Back to our electric riddle. The most common incorrect guesses can be divided into two main categories. A number of readers suggested that the burnt-out lightbulbs (or lamps – pace Mr Twitchett) were on sale in the USSR due to the hard-to-obtain spare parts they contained. To quote reader Nigel Bennett: “For Russians, collecting lightbulbs must have been the opportunity to make a rouble or two from recycling valuable metals in the end caps and especially the tungsten from filaments.” And Stephen Wright took it further by assuming that “the filaments from the bulbs could be used to repair electrical fuses”.

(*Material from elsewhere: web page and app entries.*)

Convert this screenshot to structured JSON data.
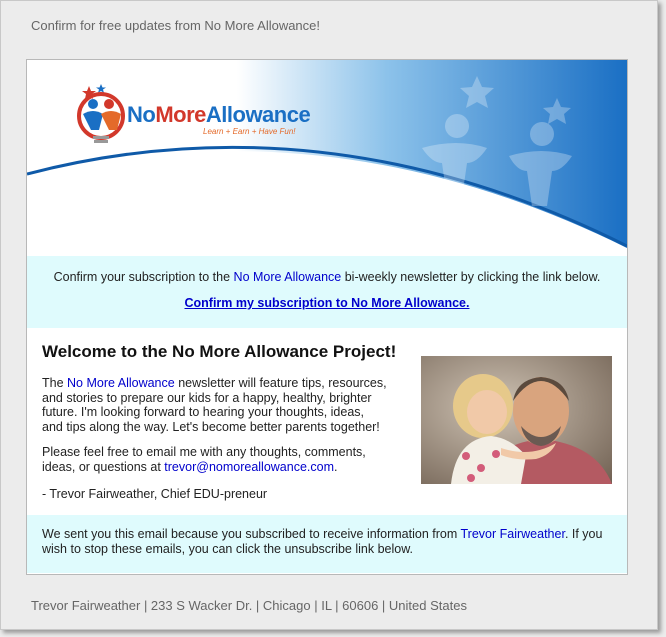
{
  "preheader": "Confirm for free updates from No More Allowance!",
  "logo": {
    "text_no": "No",
    "text_more": "More",
    "text_allowance": "Allowance",
    "tagline": "Learn + Earn + Have Fun!"
  },
  "confirm": {
    "text_before": "Confirm your subscription to the ",
    "link_name": "No More Allowance",
    "text_after": " bi-weekly newsletter by clicking the link below.",
    "link_label": "Confirm my subscription to No More Allowance."
  },
  "welcome": {
    "title": "Welcome to the No More Allowance Project!",
    "p1_before": "The ",
    "p1_link": "No More Allowance",
    "p1_after": " newsletter will feature tips, resources, and stories to prepare our kids for a happy, healthy, brighter future. I'm looking forward to hearing your thoughts, ideas, and tips along the way. Let's become better parents together!",
    "p2_before": "Please feel free to email me with any thoughts, comments, ideas, or questions at ",
    "p2_email": "trevor@nomoreallowance.com",
    "p2_after": ".",
    "signature": "- Trevor Fairweather, Chief EDU-preneur"
  },
  "footer": {
    "text_before": "We sent you this email because you subscribed to receive information from ",
    "link_name": "Trevor Fairweather",
    "text_after": ". If you wish to stop these emails, you can click the unsubscribe link below."
  },
  "address": "Trevor Fairweather | 233 S Wacker Dr. | Chicago | IL | 60606 | United States",
  "colors": {
    "accent_blue": "#1a6fc4",
    "light_cyan": "#dffbfd",
    "link": "#0000cc",
    "logo_red": "#d2382b"
  }
}
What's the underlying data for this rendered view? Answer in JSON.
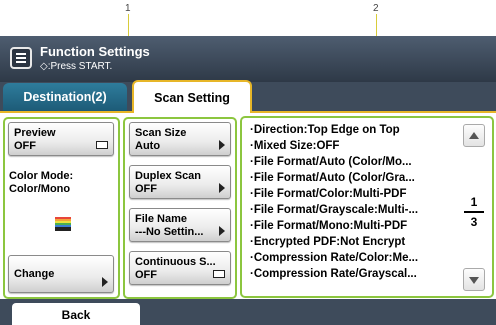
{
  "callouts": [
    "1",
    "2"
  ],
  "header": {
    "title": "Function Settings",
    "subtitle": "◇:Press START."
  },
  "tabs": [
    {
      "label": "Destination(2)"
    },
    {
      "label": "Scan Setting"
    }
  ],
  "left_group": {
    "preview": {
      "label": "Preview",
      "value": "OFF"
    },
    "color_mode_label": "Color Mode:",
    "color_mode_value": "Color/Mono",
    "change_label": "Change"
  },
  "mid_group": {
    "scan_size": {
      "label": "Scan Size",
      "value": "Auto"
    },
    "duplex_scan": {
      "label": "Duplex Scan",
      "value": "OFF"
    },
    "file_name": {
      "label": "File Name",
      "value": "---No Settin..."
    },
    "continuous_scan": {
      "label": "Continuous S...",
      "value": "OFF"
    }
  },
  "settings_list": [
    "·Direction:Top Edge on Top",
    "·Mixed Size:OFF",
    "·File Format/Auto (Color/Mo...",
    "·File Format/Auto (Color/Gra...",
    "·File Format/Color:Multi-PDF",
    "·File Format/Grayscale:Multi-...",
    "·File Format/Mono:Multi-PDF",
    "·Encrypted PDF:Not Encrypt",
    "·Compression Rate/Color:Me...",
    "·Compression Rate/Grayscal..."
  ],
  "pager": {
    "current": "1",
    "total": "3"
  },
  "footer": {
    "back_label": "Back"
  },
  "colors": {
    "accent_tab": "#e7b628",
    "group_border": "#8cc63f",
    "header": "#3e4b5b"
  }
}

Well, let me assure you that neither the buyers nor the sellers of broken bulbs whom I often saw at Moscow’s Ptichiy Rinok flea market in the late 1980s looked anything like the ingenious characters capable of telling a filament from a fuse. The only products they were keen on recycling were stiff alcoholic drinks – and in the most natural way too, without any technology involved.
The other and by far the most popular wrong guess, so widespread that I am tempted to call it a common fallacy (or a ‘forfeit’, as we used to refer to a very plausible wrong answer at the popular BBC TV quiz show ‘QI’, where I once worked as writer and researcher), was that in the USSR one could only be allowed to buy a new bulb in exchange for a broken one to be handed over in a shop. Many readers came to the above conclusion forgetting that (as I repeatedly emphasised in my columns) practically nothing at all was for sale in the shops of the 1980s Soviet Union, and new electric bulbs, among many other popular consumer items, could not be obtained for love nor money, let alone for a broken lamp.
I do understand why so many of you opted for the above ‘forfeit’: it is very difficult, if not impossible, for a normal ‘Western’ person to imagine the sheer dearth of goods in our Soviet existence. There is no better way, therefore, of marking the 100th anniversary of the Bolshevik coup d’etat (on 7 November 2017), which led to the above-mentioned shortages, than trying to understand the mentality of a beleaguered Homo Sovieticus by donning a peaked military-style Soviet thinking cap – even if just for a couple of minutes.
That peculiar head gear appeared to fit (if not quite to suit) six ‘After All’ readers, who came up with the right answer, best formulated in the email from Edward McDonnell, director of the Centre for Applied Data Analytics (CeADAR) in Dublin: “Over lunch I spoke with Russian co-workers about the puzzle... After a lot of debate, the conclusion was that people would take the dead lightbulbs from their apartment blocks [or buy them on the black market –VV] and swap them for working bulbs at their place of work.”
And, although Mr McDonnell, in full accordance with his position, used some ‘data analytics’ (i.e. his “Russian co-workers”) to arrive at his conclusion, this is the one and only right answer! Well done, Edward, as well as the other five winners: Peter Shortland (who justified his name by putting his laconic answer in the Subject area of his email with not a single word in its body); Mike Griffith MSc, MIET; Bruce Taylor from Switzerland; Brian Burgess FMM, FIMechE, FIET, FCMI (to which he can now add ‘SLE’ – Soviet lightbulb expert); and the ever-so-brilliant Colette Gates from Australia. And, of course, Edward McDonnell’s anonymous Russian co-workers!
Congratulations to the winners, all of whom had magnanimously refused the prize of a broken Soviet-style ball-point pen that doesn’t write. I can understand them: in a way, we are all winners living in the safer and brighter world where the USSR is no more.
And another thing: I am still waiting for your photos of decrepit cars in the World’s Worst Banger competition (and this one, unlike the lightbulb quiz, has a real prize attached to it). The deadline has now been extended to the end of February 2018: bit.ly/eandt-worstcar
Good luck, fingers crossed and fiat lux!